Dessalines decided then to assume a vigorous offensive against Port-au-Prince, at which place the French authorities were at odds; to which was added the further disadvantage of the starving condition of the inhabitants owing to the great scarcity of food. The Commander-in-Chief made his last preparations at Petite Rivière, and started forth on September 15 with Generals Pétion and Gabart as principal lieutenants. After successfully engaging in a series of skirmishes, Dessalines took possession of La Croix-des-Bouquets; and on the 23d of September he established his headquarters at Turgeau, at the very entrance of Port-au-Prince, which was being besieged by Pétion on one side and by Gabart on the other. Cangé was investing the fort of Bizoton, which the French garrison was compelled to evacuate on the 2d of October. The artillery, under Pétion's command, then commenced the bombardment of the city. The French General Lavalette was soon at the end of his resources and obliged to capitulate. On the 5th of October he sent one of his aides-de-camp to Dessalines's headquarters, where an agreement was speedily arrived at. According to the convention the French soldiers were allowed to leave the island; hence, on the 8th of October, 1803, they were embarked on the French men-of-war at that time in the harbor. On the following day Dessalines made his triumphal entrance into Port-au-Prince.
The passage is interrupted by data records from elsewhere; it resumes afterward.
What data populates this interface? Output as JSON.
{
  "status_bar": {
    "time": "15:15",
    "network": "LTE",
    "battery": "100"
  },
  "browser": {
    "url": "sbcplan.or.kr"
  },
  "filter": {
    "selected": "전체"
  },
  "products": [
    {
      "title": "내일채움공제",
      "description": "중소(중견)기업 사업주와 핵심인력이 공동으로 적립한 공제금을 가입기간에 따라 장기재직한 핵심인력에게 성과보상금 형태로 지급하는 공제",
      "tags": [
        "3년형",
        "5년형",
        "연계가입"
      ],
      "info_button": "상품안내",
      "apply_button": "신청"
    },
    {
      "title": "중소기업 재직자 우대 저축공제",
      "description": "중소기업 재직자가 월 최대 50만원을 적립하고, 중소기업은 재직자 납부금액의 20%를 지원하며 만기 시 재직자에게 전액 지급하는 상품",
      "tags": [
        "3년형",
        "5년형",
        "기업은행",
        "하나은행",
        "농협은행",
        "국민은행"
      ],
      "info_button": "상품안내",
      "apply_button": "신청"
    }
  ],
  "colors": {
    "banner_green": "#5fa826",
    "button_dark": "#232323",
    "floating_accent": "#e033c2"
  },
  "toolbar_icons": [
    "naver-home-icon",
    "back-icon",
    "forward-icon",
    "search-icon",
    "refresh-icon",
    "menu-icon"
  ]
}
In the North the French had in their power only Cap-Français and Môle St. Nicolas; and but Cayes alone in the South. And this last-named town was almost lost to them. Closely surrounded by Geffrard and blockaded by the English, the town was incapable of great resistance. Therefore, General Brunet, who was in command, signed the capitulation with the English, and on the 17th of October, 1803, Geffrard took possession of Cayes. In the South, as in the West, there was no longer any vestige of the French domination.
In order to become the sole master of Saint-Domingue it now remained but for Dessalines to storm Cap-Français, in which place Rochambeau had established quite